The North and South (liturgically, since we’re not arranged facing true East due to limitations of the space) doors, more commonly called the Deacon’s Doors are on either side of the Royal Doors (sometimes called the Holy Doors - more on them next week), situated in the Iconostasis. The Deacon’s Doors are so named because they are where the deacon (if we had one) would enter and exit, because only priests and hierarchs enter through the Royoal Doors. Generally the “North” Deacon’s Door is the exit from the Altar - where we come out for the Little and Great Entrances, and the “South” is where we enter the Altar.
When do we enter the Altar? Only when we have a reason to, and only if blessed to do so; while our Altar isn’t consecrated and hence anyone can technically enter it, we still hold the space as Holy, so it should not be entered “just because.” On the Deacon’s Doors we find depictions of Archangels Gabriel and Michael, the Messenger and Defender respectively, announcing our entrance to Heaven in the Incarnation and guarding the door thereto.

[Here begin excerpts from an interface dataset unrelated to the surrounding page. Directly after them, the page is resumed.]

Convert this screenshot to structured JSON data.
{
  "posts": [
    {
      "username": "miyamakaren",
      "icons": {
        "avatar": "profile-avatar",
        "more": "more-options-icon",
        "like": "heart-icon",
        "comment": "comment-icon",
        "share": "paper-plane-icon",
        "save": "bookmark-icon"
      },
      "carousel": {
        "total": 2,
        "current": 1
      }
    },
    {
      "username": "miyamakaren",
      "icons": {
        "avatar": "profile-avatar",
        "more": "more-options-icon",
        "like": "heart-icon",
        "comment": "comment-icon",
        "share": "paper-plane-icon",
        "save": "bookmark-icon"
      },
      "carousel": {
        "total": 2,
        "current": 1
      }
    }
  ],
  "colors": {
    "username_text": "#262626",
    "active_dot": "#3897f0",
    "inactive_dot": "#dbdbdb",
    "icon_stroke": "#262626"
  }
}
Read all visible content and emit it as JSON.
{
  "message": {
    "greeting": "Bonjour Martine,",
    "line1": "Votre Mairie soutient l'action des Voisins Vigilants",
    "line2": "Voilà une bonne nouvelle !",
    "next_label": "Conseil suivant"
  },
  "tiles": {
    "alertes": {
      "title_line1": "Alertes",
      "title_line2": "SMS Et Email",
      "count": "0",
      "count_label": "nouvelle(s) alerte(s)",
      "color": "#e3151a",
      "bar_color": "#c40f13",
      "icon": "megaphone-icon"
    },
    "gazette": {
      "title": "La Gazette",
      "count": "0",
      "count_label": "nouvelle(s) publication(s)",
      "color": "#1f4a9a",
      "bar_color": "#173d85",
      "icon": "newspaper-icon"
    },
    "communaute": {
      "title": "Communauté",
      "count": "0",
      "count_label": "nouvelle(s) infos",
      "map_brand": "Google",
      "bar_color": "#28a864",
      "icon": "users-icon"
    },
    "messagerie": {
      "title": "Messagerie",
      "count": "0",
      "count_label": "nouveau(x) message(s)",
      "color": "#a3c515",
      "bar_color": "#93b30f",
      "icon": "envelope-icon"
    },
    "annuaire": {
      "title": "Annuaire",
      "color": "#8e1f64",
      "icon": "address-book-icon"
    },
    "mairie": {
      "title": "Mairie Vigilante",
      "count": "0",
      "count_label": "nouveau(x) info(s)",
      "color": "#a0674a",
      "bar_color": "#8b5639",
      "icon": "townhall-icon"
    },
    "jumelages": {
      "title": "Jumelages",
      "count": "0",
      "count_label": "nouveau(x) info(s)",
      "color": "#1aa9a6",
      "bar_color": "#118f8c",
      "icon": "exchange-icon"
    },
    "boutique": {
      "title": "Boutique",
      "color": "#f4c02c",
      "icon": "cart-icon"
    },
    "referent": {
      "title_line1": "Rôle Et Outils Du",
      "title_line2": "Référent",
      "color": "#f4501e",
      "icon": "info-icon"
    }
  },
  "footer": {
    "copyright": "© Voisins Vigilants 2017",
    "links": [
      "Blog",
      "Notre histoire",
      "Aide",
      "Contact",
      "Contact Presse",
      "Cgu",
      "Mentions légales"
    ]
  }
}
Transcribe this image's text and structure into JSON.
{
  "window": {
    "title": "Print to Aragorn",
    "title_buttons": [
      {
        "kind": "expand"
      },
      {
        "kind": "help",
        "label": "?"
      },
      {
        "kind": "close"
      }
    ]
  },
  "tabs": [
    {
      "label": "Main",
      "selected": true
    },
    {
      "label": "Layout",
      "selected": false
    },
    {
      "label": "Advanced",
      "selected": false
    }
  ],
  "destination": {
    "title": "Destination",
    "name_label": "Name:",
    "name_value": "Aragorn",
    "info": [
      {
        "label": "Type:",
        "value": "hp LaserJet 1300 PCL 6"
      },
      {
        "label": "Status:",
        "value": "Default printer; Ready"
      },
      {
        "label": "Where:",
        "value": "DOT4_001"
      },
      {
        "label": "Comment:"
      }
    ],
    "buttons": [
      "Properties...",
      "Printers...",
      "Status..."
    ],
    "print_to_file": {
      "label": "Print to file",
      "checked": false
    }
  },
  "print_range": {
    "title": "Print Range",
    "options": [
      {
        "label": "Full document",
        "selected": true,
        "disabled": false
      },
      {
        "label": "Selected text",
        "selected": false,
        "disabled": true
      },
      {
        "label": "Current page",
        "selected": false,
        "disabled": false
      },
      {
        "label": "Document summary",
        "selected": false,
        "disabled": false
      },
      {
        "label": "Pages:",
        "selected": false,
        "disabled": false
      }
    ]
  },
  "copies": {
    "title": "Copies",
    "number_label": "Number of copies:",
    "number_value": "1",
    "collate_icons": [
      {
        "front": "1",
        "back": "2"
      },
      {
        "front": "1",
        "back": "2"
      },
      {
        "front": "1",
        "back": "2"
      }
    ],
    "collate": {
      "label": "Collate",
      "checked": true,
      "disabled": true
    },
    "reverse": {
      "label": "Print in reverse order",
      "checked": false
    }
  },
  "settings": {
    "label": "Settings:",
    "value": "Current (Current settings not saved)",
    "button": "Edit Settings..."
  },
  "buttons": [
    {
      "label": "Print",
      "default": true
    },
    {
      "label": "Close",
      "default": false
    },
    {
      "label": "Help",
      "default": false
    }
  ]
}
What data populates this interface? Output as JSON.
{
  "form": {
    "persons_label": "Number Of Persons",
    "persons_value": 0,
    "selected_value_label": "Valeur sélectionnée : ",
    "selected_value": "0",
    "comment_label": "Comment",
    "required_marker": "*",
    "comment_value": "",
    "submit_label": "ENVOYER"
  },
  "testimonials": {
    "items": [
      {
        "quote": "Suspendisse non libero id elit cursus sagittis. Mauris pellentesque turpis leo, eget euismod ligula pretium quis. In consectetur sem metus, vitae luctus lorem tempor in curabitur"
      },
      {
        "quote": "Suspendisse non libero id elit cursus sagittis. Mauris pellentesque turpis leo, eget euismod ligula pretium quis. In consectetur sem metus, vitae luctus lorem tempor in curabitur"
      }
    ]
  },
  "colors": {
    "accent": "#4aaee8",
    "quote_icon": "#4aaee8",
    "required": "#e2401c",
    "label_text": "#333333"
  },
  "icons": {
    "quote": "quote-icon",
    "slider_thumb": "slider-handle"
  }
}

At St. Andrew’s we have Sts. John Chrysostom and Basil the Great above our Deacons’ Doors, because they are the authors of the Divine Liturgies we use most frequently (St. James’ icon is over by the trapeza).